The country is good to men and dogs; it is not good to women and horses'Mrs. Mike' to be made into a movie Nov 13, 2004
When every Academy member can view all the films in contention, then it's a fair and even playing field. However, when the small independent film, which depends on its artistic appeal rather than wide commercial distribution by an MPA member, is now denied access the playing field becomes unfair and uneven. Piracy to a small independent film seeking an audience is simply good word of mouth. Artistic accomplishments in film should not be compromised in an effort to protect the interests of the major studios. Jack, I understand your struggle against the very real problem of piracy in film, but I don't agree with this action directed towards members of the AcademyJewison protests Oscar 'screener' ban Oct 07, 2003
When every Academy member can view all the films in contention, then it's a fair and even playing field. However, when the small independent film, which depends on its artistic appeal rather than wide commercial distribution by an MPAA member -- is now denied access the playing field becomes unfair and uneven. Piracy to a small independent film seeking an audience is simply good word of mouthJewison protests Oscar DVD ban Oct 07, 2003
He was protected by certain factions in the Catholic Church and the French governmentHollywood Digest Apr 10, 2003
Norman Frederick Jewison, CC, O.Ont (born July 21, 1926) is a Canadian film director, producer, actor and founder of the Canadian Film Centre. Highlights of his directing career include In the Heat of the Night (1967), The Thomas Crown Affair (1968), Fiddler on the Roof (1971), Jesus Christ Superstar (1973), Moonstruck (1987), The Hurricane (1999) and The Statement (2003). Jewison has addressed important social and political issues throughout his directing and producing career, often making controversial or complicated subjects accessible to mainstream audiences.
Jewison was born in Toronto, Ontario, the son of Dorothy Irene (née Weaver) and Percy Joseph Jewison, who managed a convenience store and post office. He attended Kew Beach School, and while growing up in the 1930s displayed an aptitude for performing and theatre, as well as a tendency to be mistaken as Jewish (being Protestant). He served in the Royal Canadian Navy (1944–1945) during World War II, and after being discharged traveled in the American South, where he encountered segregation, an experience that would influence his later work.
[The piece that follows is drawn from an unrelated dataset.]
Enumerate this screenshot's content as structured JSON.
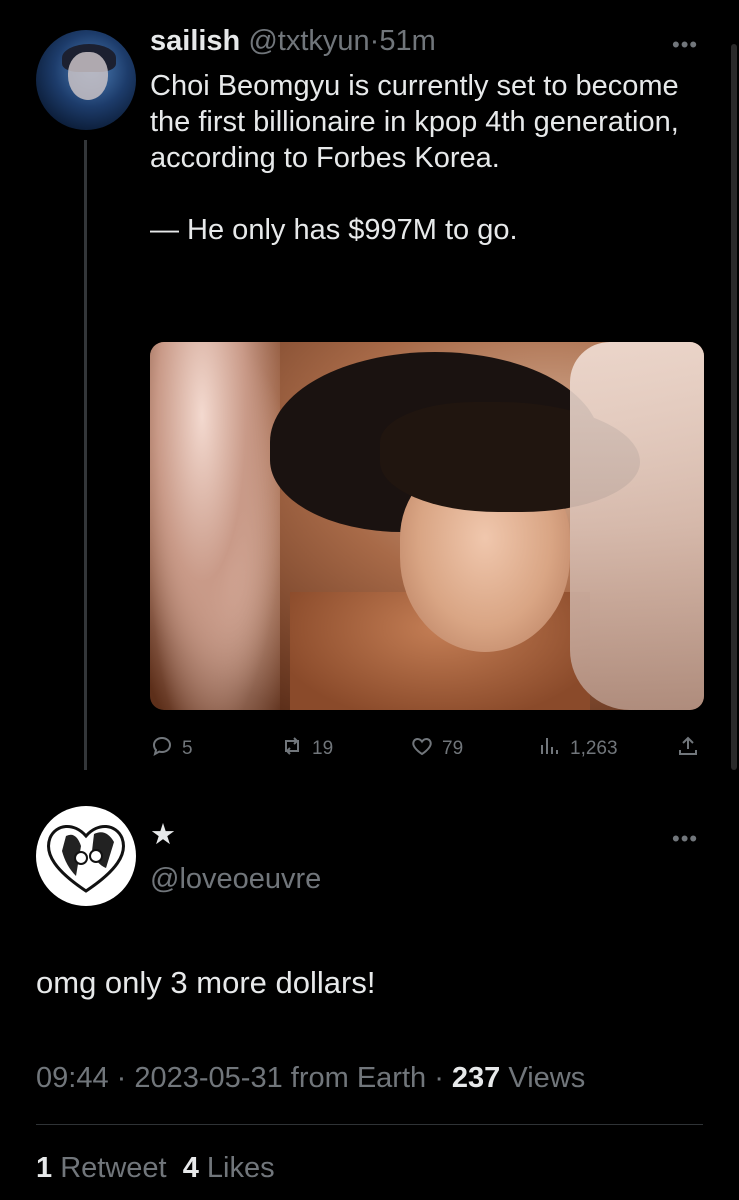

Jewison attended Victoria College in the University of Toronto, graduating with a B.A. in 1949. As a student he was involved in writing, directing, and acting in various theatrical productions, including the All-Varsity Revue in 1949. Following graduation, he moved to London, where he worked sporadically as a script writer for a children's show and bit part actor for the British Broadcasting Corporation, while supporting himself with odd jobs. Out of work in Britain in late 1951, he came back to Canada to become a production trainee at CBLT in Toronto, which was preparing for the launch of CBC Television.